*** Opening Supplied information ***

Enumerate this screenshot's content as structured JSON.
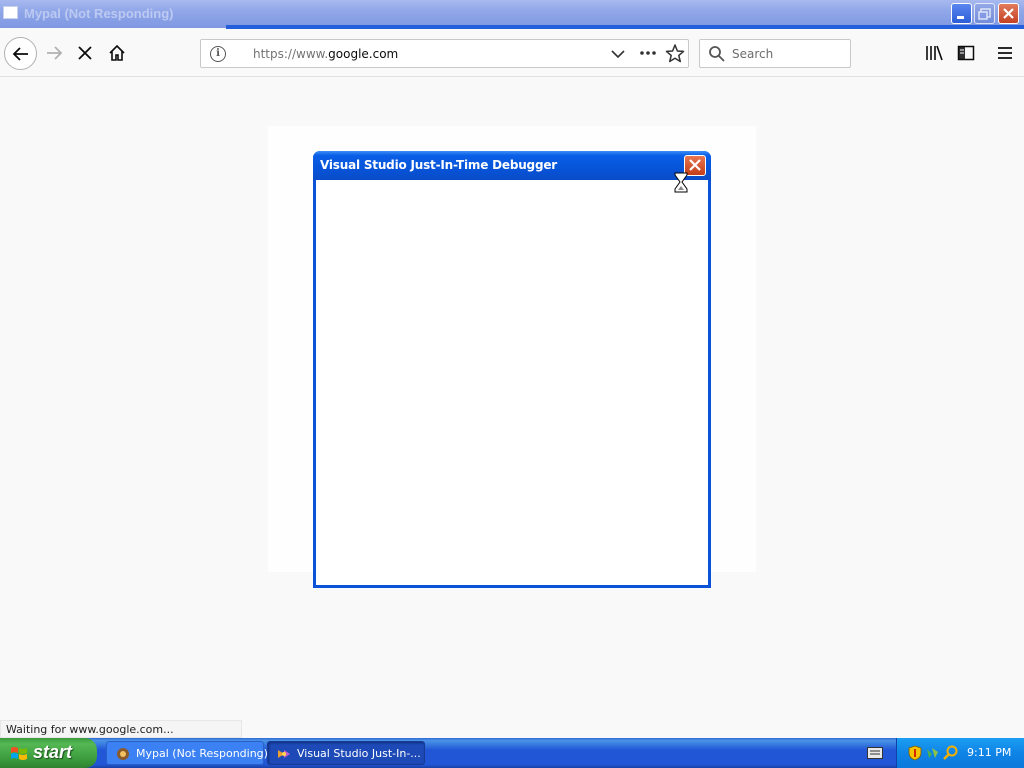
{
  "window": {
    "title": "Mypal (Not Responding)"
  },
  "toolbar": {
    "url_scheme": "https://www.",
    "url_host": "google.com",
    "search_placeholder": "Search"
  },
  "dialog": {
    "title": "Visual Studio Just-In-Time Debugger",
    "close_label": "✕"
  },
  "status": {
    "text": "Waiting for www.google.com..."
  },
  "taskbar": {
    "start_label": "start",
    "tasks": [
      {
        "label": "Mypal (Not Responding)",
        "icon": "mypal-icon"
      },
      {
        "label": "Visual Studio Just-In-...",
        "icon": "visual-studio-icon"
      }
    ],
    "tray_icons": [
      "keyboard-icon",
      "security-shield-icon",
      "network-icon",
      "search-icon"
    ],
    "clock": "9:11 PM"
  },
  "colors": {
    "xp_blue": "#245edb",
    "start_green": "#3c9b3c",
    "close_red": "#c43d18"
  }
}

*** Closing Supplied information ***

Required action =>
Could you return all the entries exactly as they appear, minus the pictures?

Task answer =>
Enumerate this screenshot's content as structured JSON.
{
  "window": {
    "title": "Mypal (Not Responding)"
  },
  "toolbar": {
    "url_scheme": "https://www.",
    "url_host": "google.com",
    "search_placeholder": "Search"
  },
  "dialog": {
    "title": "Visual Studio Just-In-Time Debugger",
    "close_label": "✕"
  },
  "status": {
    "text": "Waiting for www.google.com..."
  },
  "taskbar": {
    "start_label": "start",
    "tasks": [
      {
        "label": "Mypal (Not Responding)",
        "icon": "mypal-icon"
      },
      {
        "label": "Visual Studio Just-In-...",
        "icon": "visual-studio-icon"
      }
    ],
    "tray_icons": [
      "keyboard-icon",
      "security-shield-icon",
      "network-icon",
      "search-icon"
    ],
    "clock": "9:11 PM"
  },
  "colors": {
    "xp_blue": "#245edb",
    "start_green": "#3c9b3c",
    "close_red": "#c43d18"
  }
}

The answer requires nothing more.